It’s a little place with a big promise: “If you try our cooking you will be a life-long customer!” No doubt about it, if we lived in Orlando, we’d be regulars, and not just because of the great bargain: a full, hot lunch every weekday costs all of $5. P&D meals are out of this world, like home cooking if you happened to grow up in a home with an African-American mom who was a masterful chef.
“We use no cans,” Dennis Cox, who runs the place with his wife, Paula, explains. “We snap our own string beans; we’re getting our collard greens now from Valdosta, Georgia, but the main thing is that we cut them right. If you cut them with too much stem, they have a bitter flavor. You want mostly leaves, and you want them young.” He and Paula tell us that the recipes they use are mostly their parents’, but with a healthful twist: smoked turkey necks are used instead of ham hocks to add meaty savor to greens and cabbage.
Open Tuesday through Sunday, P&D offers a roster of everyday entrees such as fried chicken, pork chops, turkey wings that deliver incredible amounts of good dark meat, and chicken wings that are fried crisp and a joy to worry down to the bare bone. Regular customers count on daily specials: Tuesday’s stewed gizzards, Wednesday’s beef stew, Thursday’s liver and onions, Friday’s pig feet, and Saturday’s ox tails. On Sunday, the roast pork is as sweet as cream and the baked half chicken is divine—butter-rich, drenched in natural juices, and so tender that applying knife and fork seems sadistic.

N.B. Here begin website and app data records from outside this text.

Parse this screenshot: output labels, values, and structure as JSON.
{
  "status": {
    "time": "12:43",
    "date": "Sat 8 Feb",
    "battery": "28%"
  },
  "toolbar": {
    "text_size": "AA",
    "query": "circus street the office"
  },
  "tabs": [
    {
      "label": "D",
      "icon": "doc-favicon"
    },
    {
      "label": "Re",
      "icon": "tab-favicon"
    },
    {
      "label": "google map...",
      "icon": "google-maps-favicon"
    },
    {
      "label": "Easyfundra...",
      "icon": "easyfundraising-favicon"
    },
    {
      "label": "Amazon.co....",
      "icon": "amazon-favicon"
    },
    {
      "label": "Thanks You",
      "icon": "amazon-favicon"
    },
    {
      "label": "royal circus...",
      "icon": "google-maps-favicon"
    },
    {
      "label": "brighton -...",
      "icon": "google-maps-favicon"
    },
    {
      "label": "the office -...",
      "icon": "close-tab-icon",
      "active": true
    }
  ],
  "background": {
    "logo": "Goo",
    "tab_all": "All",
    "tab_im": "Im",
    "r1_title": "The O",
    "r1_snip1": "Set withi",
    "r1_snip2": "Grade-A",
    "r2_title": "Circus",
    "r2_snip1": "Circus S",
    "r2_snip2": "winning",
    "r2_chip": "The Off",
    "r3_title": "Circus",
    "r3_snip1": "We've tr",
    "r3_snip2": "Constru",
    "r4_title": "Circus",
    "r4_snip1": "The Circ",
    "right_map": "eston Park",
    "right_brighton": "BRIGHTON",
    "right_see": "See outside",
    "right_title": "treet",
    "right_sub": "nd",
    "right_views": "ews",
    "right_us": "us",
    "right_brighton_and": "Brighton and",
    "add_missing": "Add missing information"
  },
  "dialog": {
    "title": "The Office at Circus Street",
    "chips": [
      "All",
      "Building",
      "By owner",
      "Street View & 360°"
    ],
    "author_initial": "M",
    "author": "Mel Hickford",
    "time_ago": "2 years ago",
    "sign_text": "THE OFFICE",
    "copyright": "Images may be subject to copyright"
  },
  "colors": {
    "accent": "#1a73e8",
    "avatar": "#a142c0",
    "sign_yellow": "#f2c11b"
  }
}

We love the chicken on a pallet of herby, slightly sweet cornbread dressing, which imbibes all the seeping juices. Essential side dishes beyond the full-flavored collard greens include extraordinarily dark glazed beets and peppery rutabaga served in big, velvety hunks. The stewed cabbage is insanely tender, vegetable-sweet, and more luxurious than cabbage has a right to be. And no matter what else a person eats, it is de rigueur to get an order of baked macaroni and cheese on the side. Dennis makes his using four different cheeses and—although he is mum on the specifics of the recipe—we suspect a measure of sour cream.
“The baked half chicken is divine—butter-rich, drenched in natural juices, and so tender that applying knife and fork seems sadistic.”
“Our cakes come from the finest baker in Orlando,” Dennis brags, turning with a grin to a soft-spoken lady sitting on a stool near the door where people enter. Strangers aren’t sure if she is a customer waiting in line or a staff member. She is Ann Fisher, who brings her handsome triple-layer cakes to the Soul Kitchen twice a week. “She does not go into the box,” Dennis says, “Everything is from scratch.” Ann, who says she learned to bake by helping her grandmother, makes red velvet cake that is moist, tender, and extremely chocolaty, its generous cream cheese frosting spangled with bits of pecan. As Dennis cuts us a couple of slices of Ann’s Key lime cake, he says, “This one is a monster! People are taking it home and hiding it under the bed so they can eat it all after everyone else goes to sleep.”
If you are planning to visit, we must warn you that P&D Soul Food Kitchen looks very boring. No personal photos or memorabilia cover the walls, as is true of the other worthy soul food places around town. It is a minuscule carry out-only storefront in a newish but somewhat forlorn commercial building known as The Village Square—home also to the Have Faith Hair Salon, the Central Florida Urban League, a chiropractor, and a gospel music radio station. The little shop scarcely has room for half a dozen people to stand at the counter and tell Dennis what they want to eat. There is no table service and virtually no dining-in. All meals are packed (abundantly) into Styrofoam containers and bagged with plastic utensils. While most people take their food elsewhere, P&D does offer three tiny tables in the hallway just outside the door for those who crave immediate satisfaction. On Sundays, Dennis adds a couple of party-size round tops in the larger hall around the corner, so big families have a place to dine together after church and strangers can join others for a meal that is a consummate celebration of America’s most venerable cuisine.
P&D Soul Food Kitchen: 927 S. Goldwyn Ave., Ste. 120, Orlando. 407-730-3486.